*SOURCE INFORMATION:*
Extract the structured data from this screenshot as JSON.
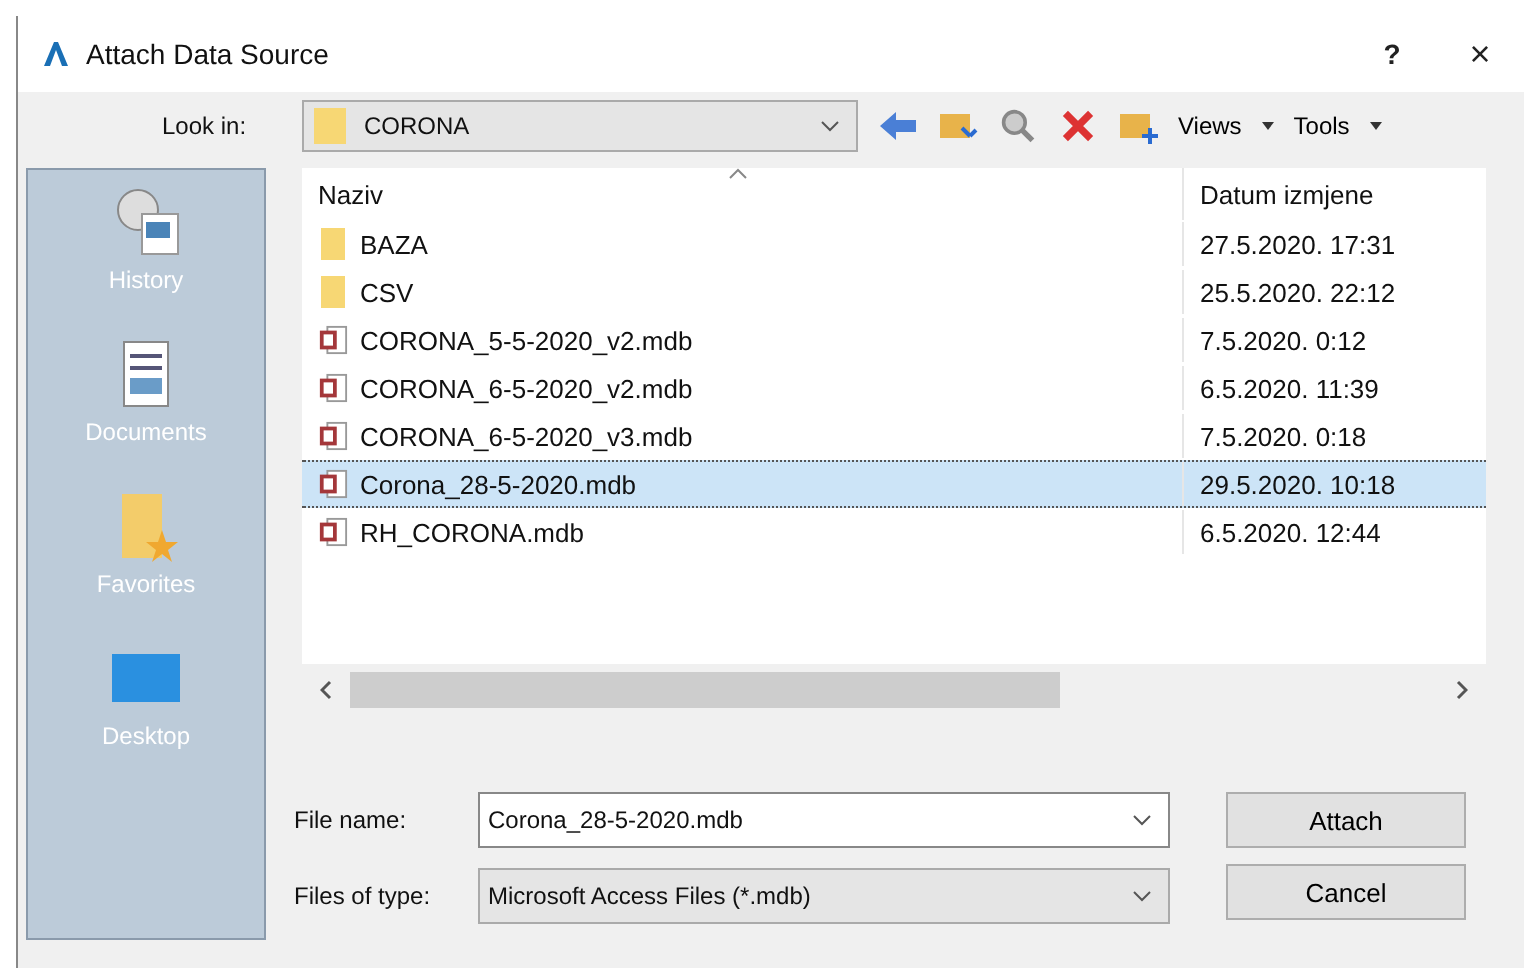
{
  "window": {
    "title": "Attach Data Source",
    "help": "?",
    "close": "×"
  },
  "look_in": {
    "label": "Look in:",
    "value": "CORONA"
  },
  "toolbar": {
    "views": "Views",
    "tools": "Tools"
  },
  "sidebar": {
    "items": [
      {
        "label": "History",
        "kind": "history"
      },
      {
        "label": "Documents",
        "kind": "documents"
      },
      {
        "label": "Favorites",
        "kind": "favorites"
      },
      {
        "label": "Desktop",
        "kind": "desktop"
      }
    ]
  },
  "table": {
    "columns": [
      "Naziv",
      "Datum izmjene"
    ],
    "rows": [
      {
        "name": "BAZA",
        "date": "27.5.2020. 17:31",
        "kind": "folder",
        "selected": false
      },
      {
        "name": "CSV",
        "date": "25.5.2020. 22:12",
        "kind": "folder",
        "selected": false
      },
      {
        "name": "CORONA_5-5-2020_v2.mdb",
        "date": "7.5.2020. 0:12",
        "kind": "mdb",
        "selected": false
      },
      {
        "name": "CORONA_6-5-2020_v2.mdb",
        "date": "6.5.2020. 11:39",
        "kind": "mdb",
        "selected": false
      },
      {
        "name": "CORONA_6-5-2020_v3.mdb",
        "date": "7.5.2020. 0:18",
        "kind": "mdb",
        "selected": false
      },
      {
        "name": "Corona_28-5-2020.mdb",
        "date": "29.5.2020. 10:18",
        "kind": "mdb",
        "selected": true
      },
      {
        "name": "RH_CORONA.mdb",
        "date": "6.5.2020. 12:44",
        "kind": "mdb",
        "selected": false
      }
    ]
  },
  "file_name": {
    "label": "File name:",
    "value": "Corona_28-5-2020.mdb"
  },
  "file_type": {
    "label": "Files of type:",
    "value": "Microsoft Access Files (*.mdb)"
  },
  "buttons": [
    "Attach",
    "Cancel"
  ]
}
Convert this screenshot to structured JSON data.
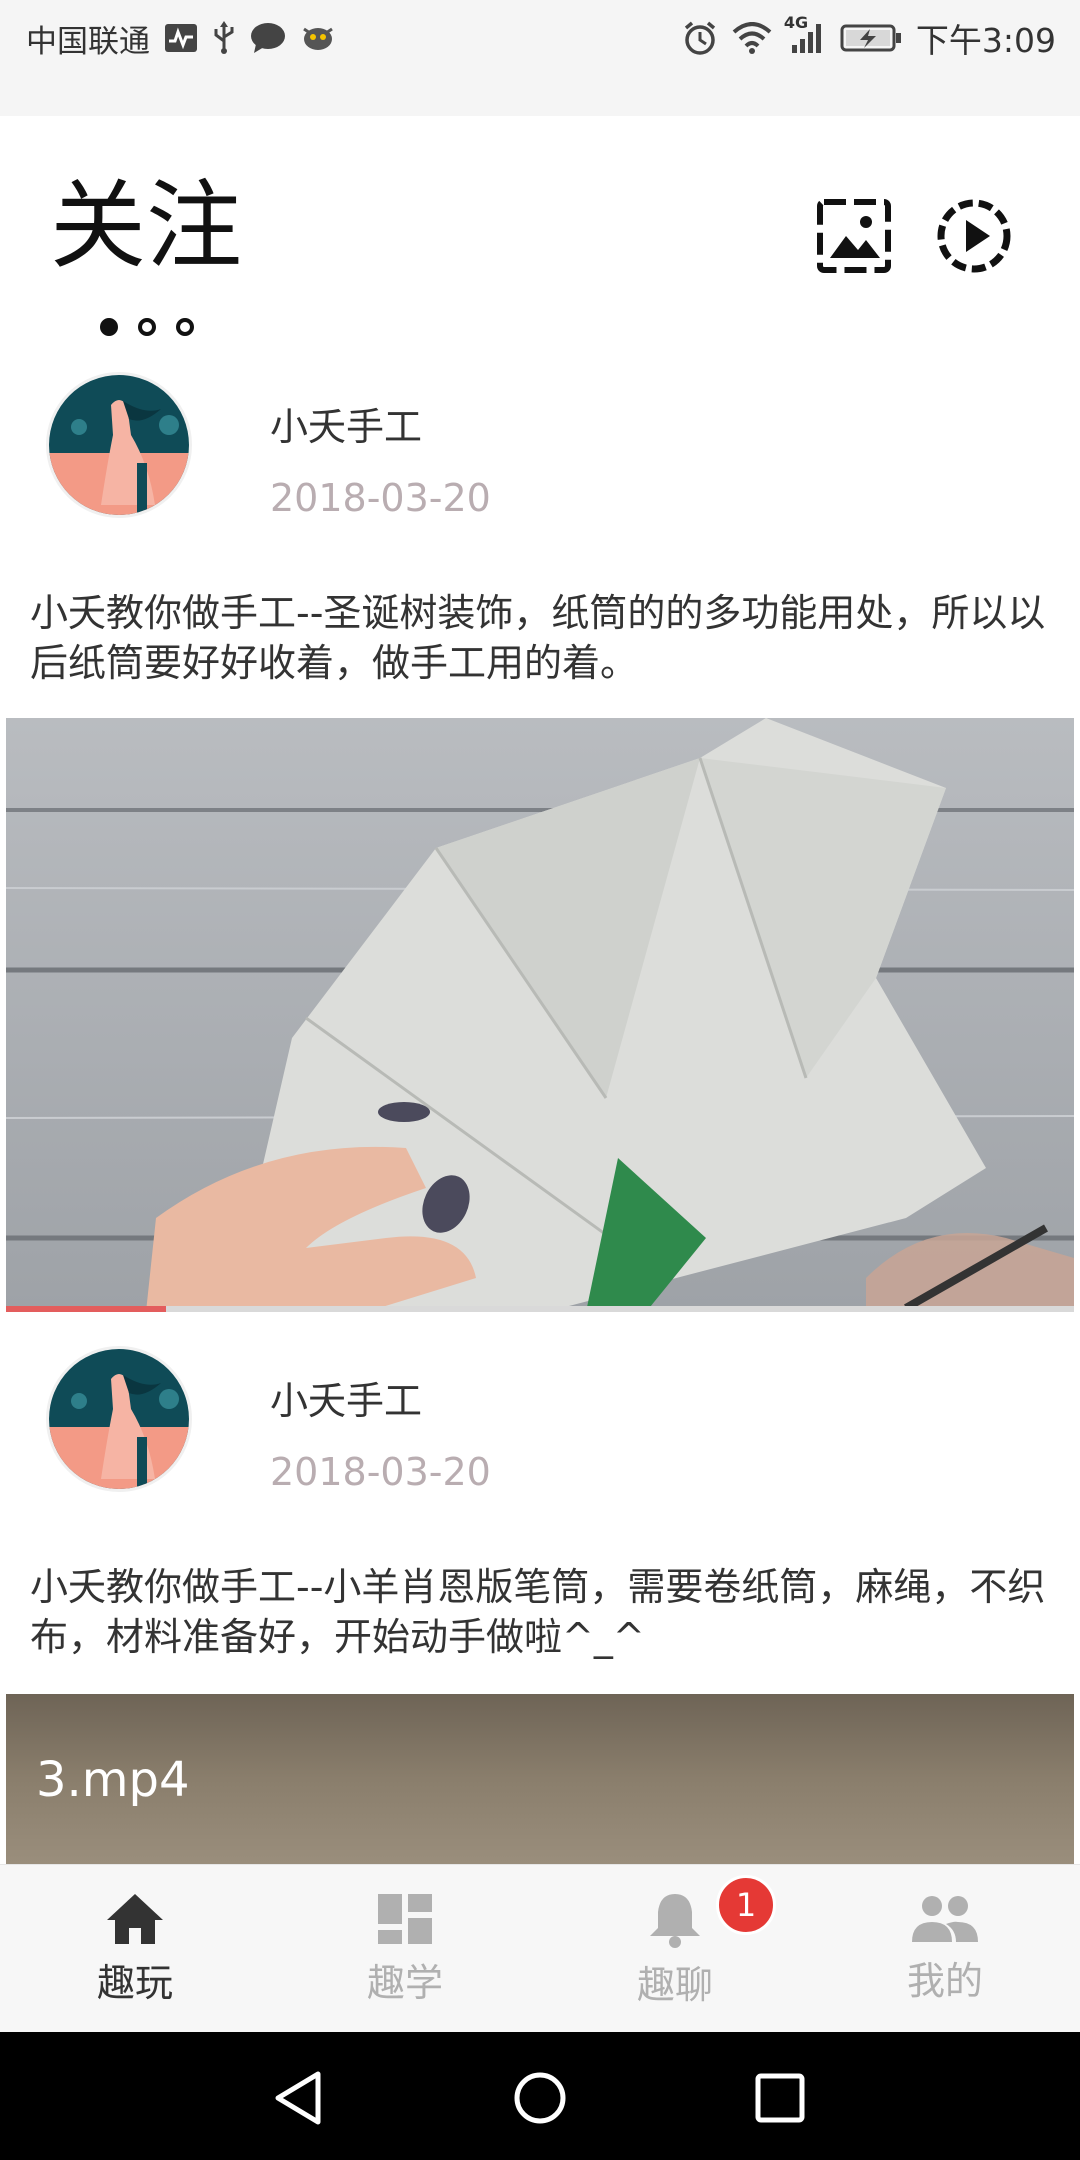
{
  "status_bar": {
    "carrier": "中国联通",
    "time": "下午3:09",
    "network": "4G"
  },
  "header": {
    "title": "关注"
  },
  "posts": [
    {
      "author": "小夭手工",
      "date": "2018-03-20",
      "description": "小夭教你做手工--圣诞树装饰，纸筒的的多功能用处，所以以后纸筒要好好收着，做手工用的着。",
      "progress_percent": 15
    },
    {
      "author": "小夭手工",
      "date": "2018-03-20",
      "description": "小夭教你做手工--小羊肖恩版笔筒，需要卷纸筒，麻绳，不织布，材料准备好，开始动手做啦^_^",
      "video_label": "3.mp4"
    }
  ],
  "bottom_nav": {
    "items": [
      {
        "label": "趣玩",
        "icon": "home-icon",
        "active": true
      },
      {
        "label": "趣学",
        "icon": "dashboard-icon",
        "active": false
      },
      {
        "label": "趣聊",
        "icon": "bell-icon",
        "active": false,
        "badge": "1"
      },
      {
        "label": "我的",
        "icon": "people-icon",
        "active": false
      }
    ]
  },
  "colors": {
    "active": "#333333",
    "inactive": "#b0b0b0",
    "badge": "#e53935",
    "progress": "#e35d5d"
  }
}
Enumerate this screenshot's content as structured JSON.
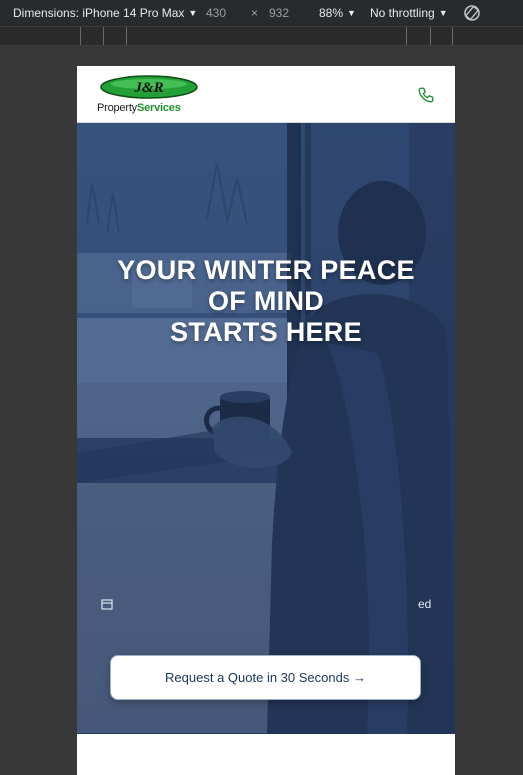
{
  "devtools": {
    "dimensions_label": "Dimensions: iPhone 14 Pro Max",
    "width_value": "430",
    "times_symbol": "×",
    "height_value": "932",
    "zoom": "88%",
    "throttling": "No throttling",
    "rotate_icon": "rotate-icon"
  },
  "site": {
    "logo": {
      "initials": "J&R",
      "word_property": "Property",
      "word_services": "Services"
    },
    "phone_icon": "phone-icon"
  },
  "hero": {
    "title": "YOUR WINTER PEACE\nOF MIND\nSTARTS HERE",
    "badge_right_fragment": "ed",
    "cta_label": "Request a Quote in 30 Seconds →"
  },
  "colors": {
    "brand_green": "#1f8f2e",
    "hero_overlay": "#2c426a",
    "cta_text": "#1e3559"
  }
}
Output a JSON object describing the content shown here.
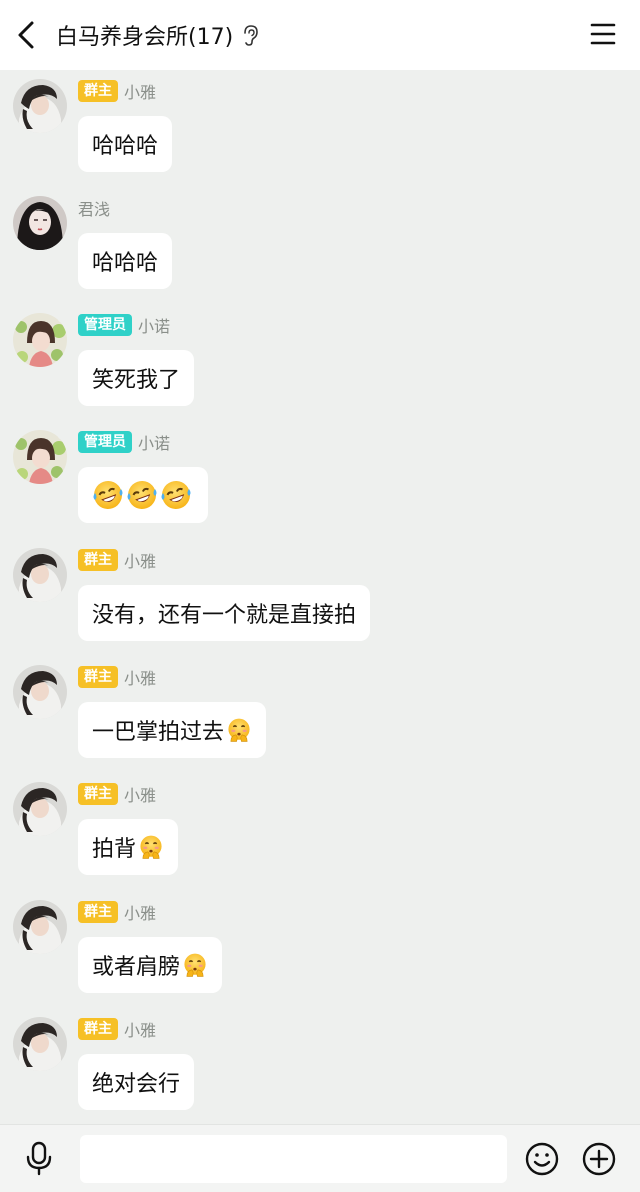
{
  "header": {
    "title": "白马养身会所(17)",
    "back_icon": "chevron-left-icon",
    "ear_icon": "ear-icon",
    "menu_icon": "hamburger-menu-icon"
  },
  "messages": [
    {
      "badge": "群主",
      "badge_type": "owner",
      "nick": "小雅",
      "text": "哈哈哈",
      "emoji": ""
    },
    {
      "badge": "",
      "badge_type": "",
      "nick": "君浅",
      "text": "哈哈哈",
      "emoji": ""
    },
    {
      "badge": "管理员",
      "badge_type": "admin",
      "nick": "小诺",
      "text": "笑死我了",
      "emoji": ""
    },
    {
      "badge": "管理员",
      "badge_type": "admin",
      "nick": "小诺",
      "text": "",
      "emoji": "laughing-crying-emoji x3"
    },
    {
      "badge": "群主",
      "badge_type": "owner",
      "nick": "小雅",
      "text": "没有，还有一个就是直接拍",
      "emoji": ""
    },
    {
      "badge": "群主",
      "badge_type": "owner",
      "nick": "小雅",
      "text": "一巴掌拍过去",
      "emoji": "shy-emoji"
    },
    {
      "badge": "群主",
      "badge_type": "owner",
      "nick": "小雅",
      "text": "拍背",
      "emoji": "shy-emoji"
    },
    {
      "badge": "群主",
      "badge_type": "owner",
      "nick": "小雅",
      "text": "或者肩膀",
      "emoji": "shy-emoji"
    },
    {
      "badge": "群主",
      "badge_type": "owner",
      "nick": "小雅",
      "text": "绝对会行",
      "emoji": ""
    }
  ],
  "bottom_bar": {
    "mic_icon": "microphone-icon",
    "input_value": "",
    "smile_icon": "smiley-face-icon",
    "plus_icon": "plus-circle-icon"
  },
  "colors": {
    "background": "#eef0ee",
    "owner_badge": "#f6c026",
    "admin_badge": "#2fd1c8"
  }
}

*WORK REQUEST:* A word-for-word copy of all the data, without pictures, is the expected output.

*ANSWER FOR THE TASK:*
Extract the structured data from this screenshot as JSON.
{
  "window": {
    "title": "Attach Data Source",
    "help": "?",
    "close": "×"
  },
  "look_in": {
    "label": "Look in:",
    "value": "CORONA"
  },
  "toolbar": {
    "views": "Views",
    "tools": "Tools"
  },
  "sidebar": {
    "items": [
      {
        "label": "History",
        "kind": "history"
      },
      {
        "label": "Documents",
        "kind": "documents"
      },
      {
        "label": "Favorites",
        "kind": "favorites"
      },
      {
        "label": "Desktop",
        "kind": "desktop"
      }
    ]
  },
  "table": {
    "columns": [
      "Naziv",
      "Datum izmjene"
    ],
    "rows": [
      {
        "name": "BAZA",
        "date": "27.5.2020. 17:31",
        "kind": "folder",
        "selected": false
      },
      {
        "name": "CSV",
        "date": "25.5.2020. 22:12",
        "kind": "folder",
        "selected": false
      },
      {
        "name": "CORONA_5-5-2020_v2.mdb",
        "date": "7.5.2020. 0:12",
        "kind": "mdb",
        "selected": false
      },
      {
        "name": "CORONA_6-5-2020_v2.mdb",
        "date": "6.5.2020. 11:39",
        "kind": "mdb",
        "selected": false
      },
      {
        "name": "CORONA_6-5-2020_v3.mdb",
        "date": "7.5.2020. 0:18",
        "kind": "mdb",
        "selected": false
      },
      {
        "name": "Corona_28-5-2020.mdb",
        "date": "29.5.2020. 10:18",
        "kind": "mdb",
        "selected": true
      },
      {
        "name": "RH_CORONA.mdb",
        "date": "6.5.2020. 12:44",
        "kind": "mdb",
        "selected": false
      }
    ]
  },
  "file_name": {
    "label": "File name:",
    "value": "Corona_28-5-2020.mdb"
  },
  "file_type": {
    "label": "Files of type:",
    "value": "Microsoft Access Files (*.mdb)"
  },
  "buttons": [
    "Attach",
    "Cancel"
  ]
}
Convert this screenshot to structured JSON data.
{
  "status_bar": {
    "carrier": "中国联通",
    "time": "下午3:09",
    "network": "4G"
  },
  "header": {
    "title": "关注"
  },
  "posts": [
    {
      "author": "小夭手工",
      "date": "2018-03-20",
      "description": "小夭教你做手工--圣诞树装饰，纸筒的的多功能用处，所以以后纸筒要好好收着，做手工用的着。",
      "progress_percent": 15
    },
    {
      "author": "小夭手工",
      "date": "2018-03-20",
      "description": "小夭教你做手工--小羊肖恩版笔筒，需要卷纸筒，麻绳，不织布，材料准备好，开始动手做啦^_^",
      "video_label": "3.mp4"
    }
  ],
  "bottom_nav": {
    "items": [
      {
        "label": "趣玩",
        "icon": "home-icon",
        "active": true
      },
      {
        "label": "趣学",
        "icon": "dashboard-icon",
        "active": false
      },
      {
        "label": "趣聊",
        "icon": "bell-icon",
        "active": false,
        "badge": "1"
      },
      {
        "label": "我的",
        "icon": "people-icon",
        "active": false
      }
    ]
  },
  "colors": {
    "active": "#333333",
    "inactive": "#b0b0b0",
    "badge": "#e53935",
    "progress": "#e35d5d"
  }
}
Enumerate this screenshot's content as structured JSON.
{
  "devtools": {
    "dimensions_label": "Dimensions: iPhone 14 Pro Max",
    "width_value": "430",
    "times_symbol": "×",
    "height_value": "932",
    "zoom": "88%",
    "throttling": "No throttling",
    "rotate_icon": "rotate-icon"
  },
  "site": {
    "logo": {
      "initials": "J&R",
      "word_property": "Property",
      "word_services": "Services"
    },
    "phone_icon": "phone-icon"
  },
  "hero": {
    "title": "YOUR WINTER PEACE\nOF MIND\nSTARTS HERE",
    "badge_right_fragment": "ed",
    "cta_label": "Request a Quote in 30 Seconds →"
  },
  "colors": {
    "brand_green": "#1f8f2e",
    "hero_overlay": "#2c426a",
    "cta_text": "#1e3559"
  }
}
Output a JSON object describing the content shown here.
{
  "header": {
    "title": "白马养身会所(17)",
    "back_icon": "chevron-left-icon",
    "ear_icon": "ear-icon",
    "menu_icon": "hamburger-menu-icon"
  },
  "messages": [
    {
      "badge": "群主",
      "badge_type": "owner",
      "nick": "小雅",
      "text": "哈哈哈",
      "emoji": ""
    },
    {
      "badge": "",
      "badge_type": "",
      "nick": "君浅",
      "text": "哈哈哈",
      "emoji": ""
    },
    {
      "badge": "管理员",
      "badge_type": "admin",
      "nick": "小诺",
      "text": "笑死我了",
      "emoji": ""
    },
    {
      "badge": "管理员",
      "badge_type": "admin",
      "nick": "小诺",
      "text": "",
      "emoji": "laughing-crying-emoji x3"
    },
    {
      "badge": "群主",
      "badge_type": "owner",
      "nick": "小雅",
      "text": "没有，还有一个就是直接拍",
      "emoji": ""
    },
    {
      "badge": "群主",
      "badge_type": "owner",
      "nick": "小雅",
      "text": "一巴掌拍过去",
      "emoji": "shy-emoji"
    },
    {
      "badge": "群主",
      "badge_type": "owner",
      "nick": "小雅",
      "text": "拍背",
      "emoji": "shy-emoji"
    },
    {
      "badge": "群主",
      "badge_type": "owner",
      "nick": "小雅",
      "text": "或者肩膀",
      "emoji": "shy-emoji"
    },
    {
      "badge": "群主",
      "badge_type": "owner",
      "nick": "小雅",
      "text": "绝对会行",
      "emoji": ""
    }
  ],
  "bottom_bar": {
    "mic_icon": "microphone-icon",
    "input_value": "",
    "smile_icon": "smiley-face-icon",
    "plus_icon": "plus-circle-icon"
  },
  "colors": {
    "background": "#eef0ee",
    "owner_badge": "#f6c026",
    "admin_badge": "#2fd1c8"
  }
}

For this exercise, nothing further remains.